* [EXERCISE REQUIREMENTS] Below are the records; copy out every line that holds the word "JSON".
■ ■ ■
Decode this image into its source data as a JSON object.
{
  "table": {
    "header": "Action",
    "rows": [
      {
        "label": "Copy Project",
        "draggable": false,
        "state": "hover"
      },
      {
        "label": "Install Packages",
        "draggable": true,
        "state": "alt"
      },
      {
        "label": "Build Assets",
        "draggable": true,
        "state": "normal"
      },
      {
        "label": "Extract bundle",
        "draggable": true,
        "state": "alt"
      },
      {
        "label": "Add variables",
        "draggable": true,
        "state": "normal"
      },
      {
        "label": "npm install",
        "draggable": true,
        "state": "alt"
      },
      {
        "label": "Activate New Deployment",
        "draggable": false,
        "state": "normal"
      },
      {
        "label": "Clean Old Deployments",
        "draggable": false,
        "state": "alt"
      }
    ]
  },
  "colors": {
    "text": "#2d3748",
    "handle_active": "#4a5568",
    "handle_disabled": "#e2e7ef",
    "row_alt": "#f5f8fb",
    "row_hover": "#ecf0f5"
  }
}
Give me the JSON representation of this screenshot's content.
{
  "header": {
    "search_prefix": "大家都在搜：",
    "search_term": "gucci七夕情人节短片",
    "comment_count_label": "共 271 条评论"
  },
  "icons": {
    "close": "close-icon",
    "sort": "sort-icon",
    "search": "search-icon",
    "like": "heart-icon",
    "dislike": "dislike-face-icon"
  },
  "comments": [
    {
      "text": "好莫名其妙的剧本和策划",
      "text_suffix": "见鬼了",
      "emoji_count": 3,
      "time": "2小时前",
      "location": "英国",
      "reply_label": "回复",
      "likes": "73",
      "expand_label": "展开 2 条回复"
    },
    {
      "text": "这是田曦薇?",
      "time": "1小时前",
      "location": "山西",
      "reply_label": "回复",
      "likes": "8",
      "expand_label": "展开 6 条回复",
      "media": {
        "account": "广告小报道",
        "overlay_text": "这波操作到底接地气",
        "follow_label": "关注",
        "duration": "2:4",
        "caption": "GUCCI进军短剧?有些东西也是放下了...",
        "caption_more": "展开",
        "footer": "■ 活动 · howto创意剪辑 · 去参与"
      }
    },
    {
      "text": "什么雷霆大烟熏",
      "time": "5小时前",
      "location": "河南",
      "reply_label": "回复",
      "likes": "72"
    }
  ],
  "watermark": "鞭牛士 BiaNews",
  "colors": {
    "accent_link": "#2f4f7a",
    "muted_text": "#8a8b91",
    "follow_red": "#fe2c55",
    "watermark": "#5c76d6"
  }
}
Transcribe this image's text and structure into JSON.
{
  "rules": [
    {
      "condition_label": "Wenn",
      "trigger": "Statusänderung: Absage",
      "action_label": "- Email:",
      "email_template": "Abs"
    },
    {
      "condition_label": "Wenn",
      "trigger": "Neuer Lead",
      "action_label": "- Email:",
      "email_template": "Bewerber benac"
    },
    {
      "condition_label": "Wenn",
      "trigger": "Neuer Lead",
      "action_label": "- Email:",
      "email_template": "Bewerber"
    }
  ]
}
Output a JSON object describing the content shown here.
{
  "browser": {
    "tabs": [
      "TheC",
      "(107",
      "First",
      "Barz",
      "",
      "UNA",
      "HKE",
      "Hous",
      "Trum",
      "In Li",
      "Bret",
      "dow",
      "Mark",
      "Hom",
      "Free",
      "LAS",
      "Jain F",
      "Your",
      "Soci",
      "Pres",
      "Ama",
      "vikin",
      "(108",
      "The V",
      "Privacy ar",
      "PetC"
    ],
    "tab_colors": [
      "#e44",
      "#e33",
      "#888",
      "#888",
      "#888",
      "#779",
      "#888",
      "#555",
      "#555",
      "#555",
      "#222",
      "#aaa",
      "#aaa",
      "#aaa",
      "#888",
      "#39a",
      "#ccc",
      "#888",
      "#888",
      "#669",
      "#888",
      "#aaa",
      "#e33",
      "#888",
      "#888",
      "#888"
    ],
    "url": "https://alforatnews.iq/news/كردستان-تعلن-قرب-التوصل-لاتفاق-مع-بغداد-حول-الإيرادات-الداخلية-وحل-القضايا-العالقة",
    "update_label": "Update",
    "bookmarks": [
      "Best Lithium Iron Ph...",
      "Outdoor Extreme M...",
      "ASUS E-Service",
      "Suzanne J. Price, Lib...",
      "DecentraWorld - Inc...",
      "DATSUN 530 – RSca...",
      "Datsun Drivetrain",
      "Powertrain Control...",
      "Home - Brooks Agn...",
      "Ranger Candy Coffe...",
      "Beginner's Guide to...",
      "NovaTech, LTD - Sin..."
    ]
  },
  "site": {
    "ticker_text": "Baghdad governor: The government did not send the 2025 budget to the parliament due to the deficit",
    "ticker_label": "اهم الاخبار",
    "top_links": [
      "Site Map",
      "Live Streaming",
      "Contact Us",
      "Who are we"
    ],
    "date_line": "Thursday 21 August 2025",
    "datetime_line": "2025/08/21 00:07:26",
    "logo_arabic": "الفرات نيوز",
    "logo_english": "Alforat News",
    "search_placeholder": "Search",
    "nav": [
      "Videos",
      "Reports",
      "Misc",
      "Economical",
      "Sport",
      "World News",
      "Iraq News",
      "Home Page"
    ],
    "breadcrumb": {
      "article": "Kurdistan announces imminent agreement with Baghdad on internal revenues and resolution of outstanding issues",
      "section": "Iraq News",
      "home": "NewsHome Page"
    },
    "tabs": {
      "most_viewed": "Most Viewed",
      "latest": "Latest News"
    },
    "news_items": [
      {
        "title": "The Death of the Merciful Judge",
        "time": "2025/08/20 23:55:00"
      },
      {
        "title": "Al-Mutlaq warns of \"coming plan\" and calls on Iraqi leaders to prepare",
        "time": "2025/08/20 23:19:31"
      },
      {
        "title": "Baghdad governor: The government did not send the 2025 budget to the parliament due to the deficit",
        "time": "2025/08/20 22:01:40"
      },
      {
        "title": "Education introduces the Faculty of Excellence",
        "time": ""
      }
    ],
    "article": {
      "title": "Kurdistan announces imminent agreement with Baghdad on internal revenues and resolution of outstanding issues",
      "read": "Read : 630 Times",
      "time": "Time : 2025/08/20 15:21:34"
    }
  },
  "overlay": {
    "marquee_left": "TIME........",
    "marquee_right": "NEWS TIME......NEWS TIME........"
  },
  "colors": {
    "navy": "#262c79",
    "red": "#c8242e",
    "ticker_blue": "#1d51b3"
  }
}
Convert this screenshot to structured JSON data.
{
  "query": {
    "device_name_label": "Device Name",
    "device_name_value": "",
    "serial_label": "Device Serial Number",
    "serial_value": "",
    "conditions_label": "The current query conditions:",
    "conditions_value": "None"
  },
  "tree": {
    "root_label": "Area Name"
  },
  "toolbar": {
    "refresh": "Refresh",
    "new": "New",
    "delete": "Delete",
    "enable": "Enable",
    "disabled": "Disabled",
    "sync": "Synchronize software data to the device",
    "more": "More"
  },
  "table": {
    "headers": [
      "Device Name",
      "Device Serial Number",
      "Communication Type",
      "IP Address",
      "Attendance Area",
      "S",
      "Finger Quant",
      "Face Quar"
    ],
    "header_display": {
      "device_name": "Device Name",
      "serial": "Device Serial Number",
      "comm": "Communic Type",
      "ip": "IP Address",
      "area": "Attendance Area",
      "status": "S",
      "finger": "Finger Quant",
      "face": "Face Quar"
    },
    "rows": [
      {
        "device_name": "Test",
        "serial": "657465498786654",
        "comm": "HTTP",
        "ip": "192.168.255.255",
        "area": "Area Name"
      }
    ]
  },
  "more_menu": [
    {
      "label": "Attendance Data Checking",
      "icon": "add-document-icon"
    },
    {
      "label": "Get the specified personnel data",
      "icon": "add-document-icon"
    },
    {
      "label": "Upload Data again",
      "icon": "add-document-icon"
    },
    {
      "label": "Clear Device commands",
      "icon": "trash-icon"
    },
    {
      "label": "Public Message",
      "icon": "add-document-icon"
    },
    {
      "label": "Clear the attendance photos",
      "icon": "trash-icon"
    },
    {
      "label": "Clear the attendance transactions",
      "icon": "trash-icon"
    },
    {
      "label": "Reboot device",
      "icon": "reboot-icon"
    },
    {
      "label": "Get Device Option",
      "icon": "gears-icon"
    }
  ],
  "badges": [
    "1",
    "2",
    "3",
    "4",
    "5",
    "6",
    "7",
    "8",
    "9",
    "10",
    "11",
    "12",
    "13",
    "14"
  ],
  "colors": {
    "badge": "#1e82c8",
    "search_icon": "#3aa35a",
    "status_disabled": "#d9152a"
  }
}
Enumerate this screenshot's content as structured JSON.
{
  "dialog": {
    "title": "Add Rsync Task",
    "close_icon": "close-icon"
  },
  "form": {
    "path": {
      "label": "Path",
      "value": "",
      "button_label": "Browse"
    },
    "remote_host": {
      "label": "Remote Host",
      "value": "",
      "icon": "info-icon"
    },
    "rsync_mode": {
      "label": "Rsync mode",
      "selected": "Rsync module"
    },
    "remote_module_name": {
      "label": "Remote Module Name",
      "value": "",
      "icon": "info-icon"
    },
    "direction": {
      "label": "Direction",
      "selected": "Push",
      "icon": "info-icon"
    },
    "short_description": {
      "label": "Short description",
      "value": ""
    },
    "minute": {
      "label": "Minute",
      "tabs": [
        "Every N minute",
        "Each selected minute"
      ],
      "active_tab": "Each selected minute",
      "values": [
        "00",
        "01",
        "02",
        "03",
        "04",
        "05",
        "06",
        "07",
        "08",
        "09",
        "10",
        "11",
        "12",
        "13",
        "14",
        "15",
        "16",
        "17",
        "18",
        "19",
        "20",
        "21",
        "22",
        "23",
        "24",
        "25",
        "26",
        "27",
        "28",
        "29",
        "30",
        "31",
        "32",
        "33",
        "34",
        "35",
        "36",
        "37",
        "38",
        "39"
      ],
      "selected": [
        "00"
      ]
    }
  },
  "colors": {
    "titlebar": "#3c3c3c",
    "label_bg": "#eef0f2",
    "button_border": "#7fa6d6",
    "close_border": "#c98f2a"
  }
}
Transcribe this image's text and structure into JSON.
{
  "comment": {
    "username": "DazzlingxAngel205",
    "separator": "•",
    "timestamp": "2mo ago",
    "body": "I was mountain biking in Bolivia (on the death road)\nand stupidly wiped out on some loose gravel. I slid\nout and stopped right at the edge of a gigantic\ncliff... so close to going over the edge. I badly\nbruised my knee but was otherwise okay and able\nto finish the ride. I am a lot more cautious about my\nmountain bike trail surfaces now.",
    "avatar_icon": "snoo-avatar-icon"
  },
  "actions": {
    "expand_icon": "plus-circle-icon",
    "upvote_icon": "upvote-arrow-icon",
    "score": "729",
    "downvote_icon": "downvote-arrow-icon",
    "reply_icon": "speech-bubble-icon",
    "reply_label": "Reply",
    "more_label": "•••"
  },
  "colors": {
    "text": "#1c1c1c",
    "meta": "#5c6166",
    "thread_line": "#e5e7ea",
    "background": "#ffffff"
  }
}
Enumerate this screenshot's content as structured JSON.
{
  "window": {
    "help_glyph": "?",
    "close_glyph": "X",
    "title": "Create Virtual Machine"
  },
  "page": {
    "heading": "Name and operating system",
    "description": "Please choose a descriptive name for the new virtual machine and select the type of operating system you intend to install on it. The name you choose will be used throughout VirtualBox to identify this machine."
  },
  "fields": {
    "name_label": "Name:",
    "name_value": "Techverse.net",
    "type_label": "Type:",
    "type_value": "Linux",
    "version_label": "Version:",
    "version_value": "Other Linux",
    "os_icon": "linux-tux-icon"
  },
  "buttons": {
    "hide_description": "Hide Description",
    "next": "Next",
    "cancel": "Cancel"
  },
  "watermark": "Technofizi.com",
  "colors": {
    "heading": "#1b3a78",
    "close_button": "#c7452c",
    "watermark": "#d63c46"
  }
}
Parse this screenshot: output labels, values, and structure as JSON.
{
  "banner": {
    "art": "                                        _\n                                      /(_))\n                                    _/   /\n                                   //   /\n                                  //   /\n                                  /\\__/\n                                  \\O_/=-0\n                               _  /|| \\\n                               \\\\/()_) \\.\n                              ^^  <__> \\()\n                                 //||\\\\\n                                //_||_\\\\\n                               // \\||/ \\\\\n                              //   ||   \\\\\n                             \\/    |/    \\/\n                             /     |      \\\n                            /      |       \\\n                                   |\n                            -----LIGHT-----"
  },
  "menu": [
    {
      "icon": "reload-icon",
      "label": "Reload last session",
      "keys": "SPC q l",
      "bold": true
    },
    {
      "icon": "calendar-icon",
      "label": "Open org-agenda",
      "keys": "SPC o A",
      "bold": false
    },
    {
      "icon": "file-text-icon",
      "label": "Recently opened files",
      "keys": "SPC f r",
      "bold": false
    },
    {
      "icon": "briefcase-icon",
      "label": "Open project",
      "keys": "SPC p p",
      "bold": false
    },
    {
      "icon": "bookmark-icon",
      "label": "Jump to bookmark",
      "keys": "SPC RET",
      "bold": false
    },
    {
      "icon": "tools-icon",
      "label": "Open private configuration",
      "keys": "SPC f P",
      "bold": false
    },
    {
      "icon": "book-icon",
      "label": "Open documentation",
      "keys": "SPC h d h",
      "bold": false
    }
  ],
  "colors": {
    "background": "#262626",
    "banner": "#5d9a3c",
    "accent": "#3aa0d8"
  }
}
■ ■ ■
* [EXERCISE ANSWER]
Decode this image into its source data as a JSON object.
Give me the JSON representation of this screenshot's content.
Transcribe this image's text and structure into JSON.
Output a JSON object describing the content shown here.
Convert this screenshot to structured JSON data.
Enumerate this screenshot's content as structured JSON.
Transcribe this image's text and structure into JSON.
Enumerate this screenshot's content as structured JSON.
Parse this screenshot: output labels, values, and structure as JSON.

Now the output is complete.